Oral antibiotics

Oral medicines for acne include antibiotics that are taken by mouth, usually in the form of a pill. They're typically prescribed once it's been determined that the acne isn't responding to topical treatment alone.

Oral antibiotics may be used short term to control flare-ups, or they may be prescribed for several months to help control acne while you undergo topical treatments or procedures like chemical peels. Then, once those treatments begin to improve the acne at its source, you'll stop taking the antibiotics and use topical medicines alone to control it.

In persistent or severe acne cases, antibiotics may be used as a prescription acne medication for the longer term—up to around two to three months—to suppress flare-ups.

Several classes of antibiotics are used to treat acne:

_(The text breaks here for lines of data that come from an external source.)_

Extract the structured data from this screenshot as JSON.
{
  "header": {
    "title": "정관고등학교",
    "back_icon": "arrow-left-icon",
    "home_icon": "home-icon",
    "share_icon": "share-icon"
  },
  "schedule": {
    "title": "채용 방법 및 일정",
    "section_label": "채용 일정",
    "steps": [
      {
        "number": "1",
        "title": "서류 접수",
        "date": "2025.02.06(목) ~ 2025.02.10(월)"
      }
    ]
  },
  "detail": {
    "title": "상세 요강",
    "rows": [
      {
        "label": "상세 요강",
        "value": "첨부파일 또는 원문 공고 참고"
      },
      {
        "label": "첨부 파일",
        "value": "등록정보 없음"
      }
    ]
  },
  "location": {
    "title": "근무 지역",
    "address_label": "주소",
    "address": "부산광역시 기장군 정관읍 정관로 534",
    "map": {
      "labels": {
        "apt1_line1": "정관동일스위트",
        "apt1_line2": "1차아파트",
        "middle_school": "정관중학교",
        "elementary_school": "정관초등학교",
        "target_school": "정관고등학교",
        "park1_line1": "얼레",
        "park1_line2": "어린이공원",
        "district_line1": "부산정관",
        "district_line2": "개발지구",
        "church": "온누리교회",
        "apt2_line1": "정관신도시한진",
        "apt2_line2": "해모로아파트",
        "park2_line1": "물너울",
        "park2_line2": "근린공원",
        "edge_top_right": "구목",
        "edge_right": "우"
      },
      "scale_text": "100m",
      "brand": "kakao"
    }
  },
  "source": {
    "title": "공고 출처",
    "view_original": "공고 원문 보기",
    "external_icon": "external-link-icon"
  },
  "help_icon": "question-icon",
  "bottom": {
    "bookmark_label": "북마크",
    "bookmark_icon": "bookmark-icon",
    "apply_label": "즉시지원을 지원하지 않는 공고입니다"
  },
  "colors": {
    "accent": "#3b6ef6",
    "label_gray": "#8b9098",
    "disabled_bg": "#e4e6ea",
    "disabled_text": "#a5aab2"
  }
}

The class of oral antibiotics most commonly used to treat acne are tetracyclines. These include tetracycline itself, doxycycline, minocycline and sarecycline. These antibiotics have antibacterial and anti-inflammatory properties, and most are available as generic medications, although some are also available under brand names.

A typical treatment duration for tetracyclines is two to three months, which will be adjusted as needed by your dermatologist. Common side effects of tetracycline include nausea, diarrhea and a higher risk of sunburn.

Tetracyclines are not recommended for children younger than 8 or those who are pregnant or breastfeeding due to the risk of liver injury and tooth discoloration.

Macrolides (erythromycin, azithromycin)

Oral erythromycin or azithromycin might be an option for people who can't take tetracyclines, including pregnant women and children under age 8.

Other options for people who can't take tetracyclines or for those in whom tetracyclines have been ineffective include:


Available under the brand name Bactrim, trimethoprim-sulfamethoxazole is an oral antibiotic in the sulfa class commonly used to treat moderate to severe acne, as well as other superficial skin infections.

The most concerning side effect of Bactrim is a rash in people who are allergic to sulfa-based medications. Diarrhea, upset stomach and vomiting can also be side effects.


A commonly used oral antibiotic for people who can't tolerate tetracycline, minocycline or doxycycline, cephalexin is a member of the cephalosporin class of antibiotics. It's a good option for children and women who are or might become pregnant. It's typically prescribed twice daily for up to four weeks.

Although cephalexin is generally well tolerated, side effects may include nausea, rash and diarrhea, as well as reactions in people who are allergic to cephalosporins and, sometimes, penicillin.


Although amoxicillin isn't the most ideal antibiotic for treating acne, it may be the best option for some people. Amoxicillin is part of the penicillin class of antibiotics, and like cephalexin, it's a good choice for those who are unable to take tetracycline class antibiotics due to pregnancy or allergies.

Amoxicillin is generally prescribed twice daily. Side effects of amoxicillin include nausea, diarrhea, rash, yeast infections and yellowing of the skin and eyes. It can interact negatively with birth control, and it can increase the risk of liver damage when it's used with alcohol.

When topical acne products don't produce results, your dermatologist may prescribe oral medicines for acne, including antibiotics, which are taken for up to four months to help stabilize the skin while undergoing other treatments. Because antibiotics may cause bacterial resistance, they are not prescribed as a long-term treatment. Antibiotic therapy should be combined with benzoyl peroxide to reduce antibiotic resistance. As the acne changes over time, flaring up more frequently or less frequently with more severity or less severity, your dermatologist will adjust your treatment plan. If your acne isn't responding to treatment, see your dermatologist and ask if antibiotics may be right for you.

Clinically reviewed and updated April 2024.

Explore more

14 min
By Anna H. Chacon, MD, Fellow of the American Academy of Dermatology
Apr 08
8 min
By Anna H. Chacon, MD, Fellow of the American Academy of Dermatology
Jan 25
4 min
By Dr. Anna H. Chacon, MD, Fellow of the American Academy of Dermatology
Apr 03
2 min
By Anna H. Chacon, MD, Fellow of the American Academy of Dermatology
Jan 25